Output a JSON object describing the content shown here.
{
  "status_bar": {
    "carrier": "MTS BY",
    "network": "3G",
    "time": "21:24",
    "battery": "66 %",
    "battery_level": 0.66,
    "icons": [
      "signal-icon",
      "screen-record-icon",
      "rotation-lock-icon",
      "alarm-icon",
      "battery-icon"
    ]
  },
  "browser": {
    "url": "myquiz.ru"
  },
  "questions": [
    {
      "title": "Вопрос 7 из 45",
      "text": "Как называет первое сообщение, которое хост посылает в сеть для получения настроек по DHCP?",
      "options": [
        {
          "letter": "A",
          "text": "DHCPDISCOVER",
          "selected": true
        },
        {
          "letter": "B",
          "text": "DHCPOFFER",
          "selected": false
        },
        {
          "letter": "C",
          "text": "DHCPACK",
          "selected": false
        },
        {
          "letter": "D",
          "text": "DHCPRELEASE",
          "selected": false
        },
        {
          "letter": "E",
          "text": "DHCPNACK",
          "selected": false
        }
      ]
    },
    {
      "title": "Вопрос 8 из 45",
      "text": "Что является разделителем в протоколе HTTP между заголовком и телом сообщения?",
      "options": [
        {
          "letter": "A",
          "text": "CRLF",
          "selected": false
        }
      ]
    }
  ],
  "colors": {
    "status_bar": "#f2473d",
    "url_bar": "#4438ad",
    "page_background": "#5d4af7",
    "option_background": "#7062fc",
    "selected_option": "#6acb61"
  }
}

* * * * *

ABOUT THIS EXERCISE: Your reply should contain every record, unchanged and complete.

SOLUTION TO THE EXERCISE:
Output a JSON object describing the content shown here.
{
  "status_bar": {
    "carrier": "MTS BY",
    "network": "3G",
    "time": "21:24",
    "battery": "66 %",
    "battery_level": 0.66,
    "icons": [
      "signal-icon",
      "screen-record-icon",
      "rotation-lock-icon",
      "alarm-icon",
      "battery-icon"
    ]
  },
  "browser": {
    "url": "myquiz.ru"
  },
  "questions": [
    {
      "title": "Вопрос 7 из 45",
      "text": "Как называет первое сообщение, которое хост посылает в сеть для получения настроек по DHCP?",
      "options": [
        {
          "letter": "A",
          "text": "DHCPDISCOVER",
          "selected": true
        },
        {
          "letter": "B",
          "text": "DHCPOFFER",
          "selected": false
        },
        {
          "letter": "C",
          "text": "DHCPACK",
          "selected": false
        },
        {
          "letter": "D",
          "text": "DHCPRELEASE",
          "selected": false
        },
        {
          "letter": "E",
          "text": "DHCPNACK",
          "selected": false
        }
      ]
    },
    {
      "title": "Вопрос 8 из 45",
      "text": "Что является разделителем в протоколе HTTP между заголовком и телом сообщения?",
      "options": [
        {
          "letter": "A",
          "text": "CRLF",
          "selected": false
        }
      ]
    }
  ],
  "colors": {
    "status_bar": "#f2473d",
    "url_bar": "#4438ad",
    "page_background": "#5d4af7",
    "option_background": "#7062fc",
    "selected_option": "#6acb61"
  }
}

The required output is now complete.